Exercise instructions.
Some lines in the records below may hold the word "test"; give the number of those lines and nothing else.

Stored data.
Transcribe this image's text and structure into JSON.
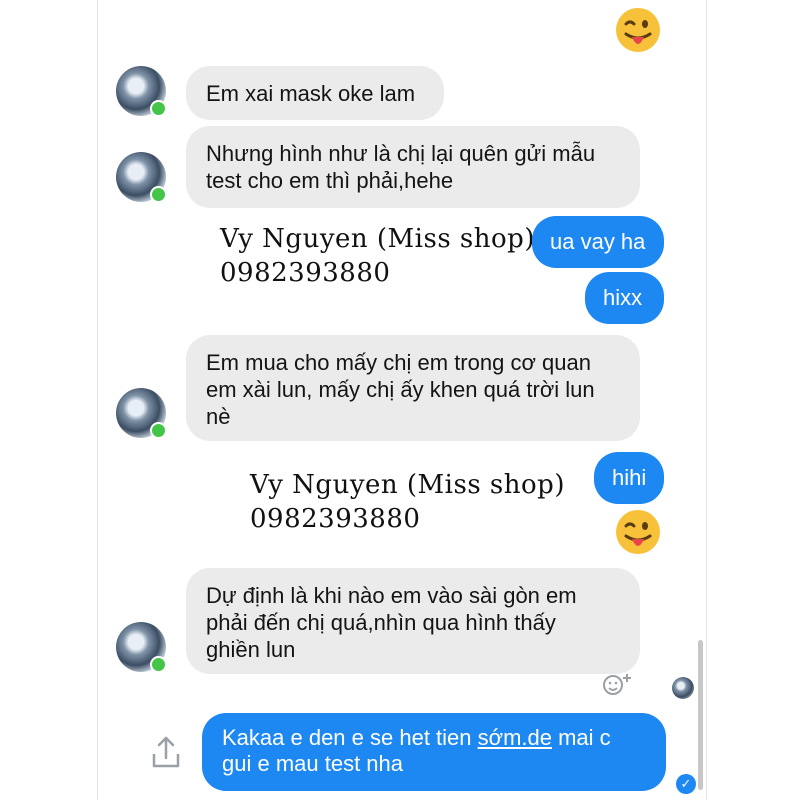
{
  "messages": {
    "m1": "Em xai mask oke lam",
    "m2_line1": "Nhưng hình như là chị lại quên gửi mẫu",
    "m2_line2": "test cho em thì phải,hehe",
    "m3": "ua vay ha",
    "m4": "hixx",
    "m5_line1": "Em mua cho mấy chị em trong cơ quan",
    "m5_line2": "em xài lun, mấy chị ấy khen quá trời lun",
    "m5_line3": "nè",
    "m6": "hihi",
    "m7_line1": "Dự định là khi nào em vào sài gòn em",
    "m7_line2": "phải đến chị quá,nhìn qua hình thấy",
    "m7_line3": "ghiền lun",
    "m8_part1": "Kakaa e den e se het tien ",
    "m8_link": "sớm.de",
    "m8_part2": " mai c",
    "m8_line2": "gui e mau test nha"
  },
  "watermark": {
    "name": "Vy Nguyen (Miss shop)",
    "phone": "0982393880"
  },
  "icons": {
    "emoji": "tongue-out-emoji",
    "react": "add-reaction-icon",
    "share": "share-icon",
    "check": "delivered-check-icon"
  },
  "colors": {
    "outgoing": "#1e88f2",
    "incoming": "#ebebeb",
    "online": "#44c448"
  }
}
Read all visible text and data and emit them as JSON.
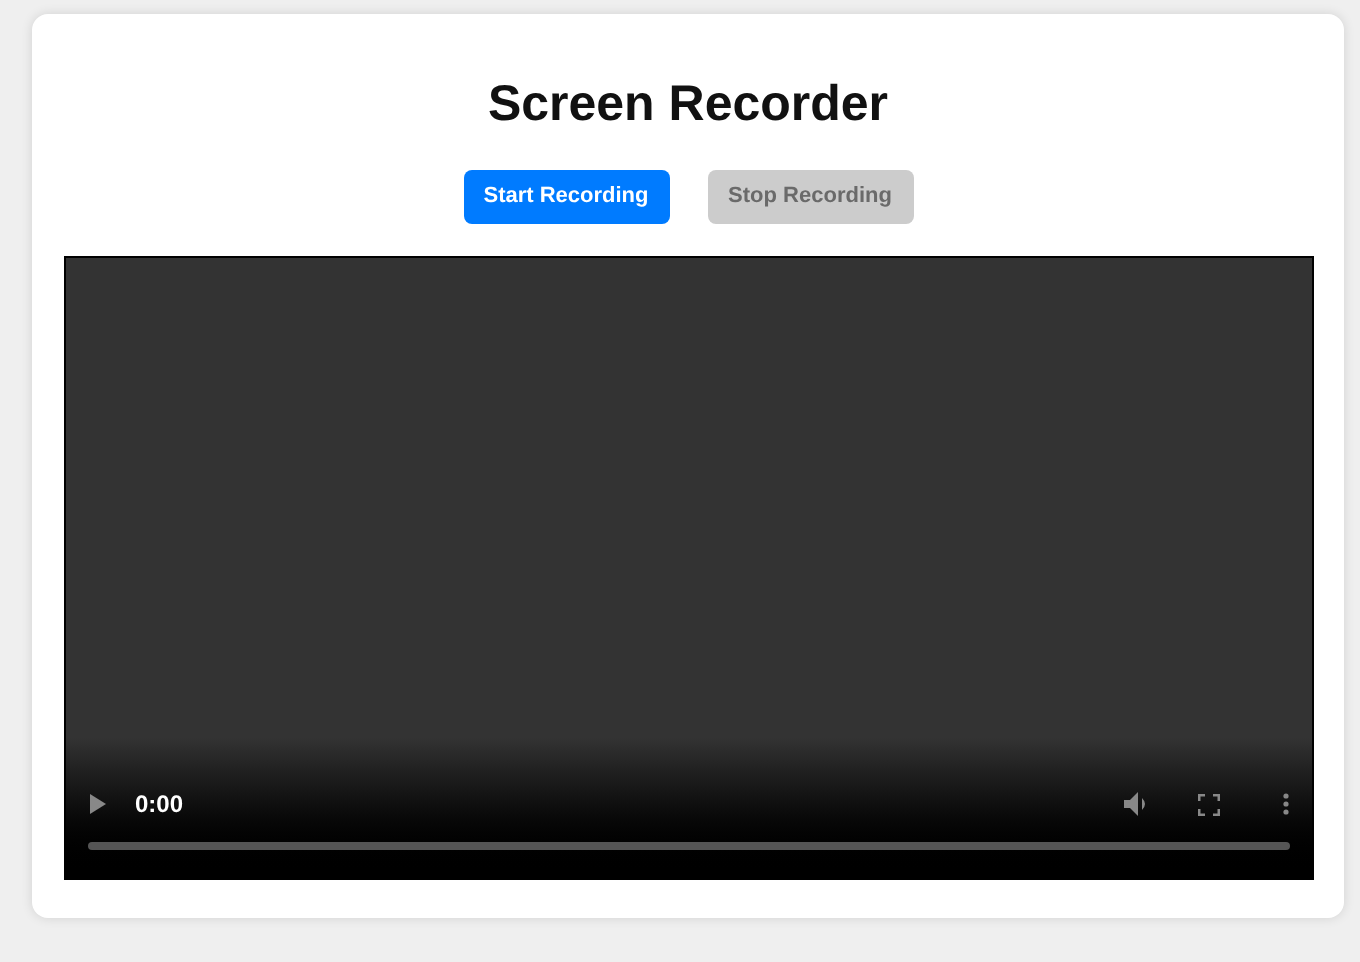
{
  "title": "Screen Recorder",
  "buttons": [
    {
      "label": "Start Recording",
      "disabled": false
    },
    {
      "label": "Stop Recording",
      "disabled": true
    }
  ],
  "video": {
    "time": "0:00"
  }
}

Answer box.
2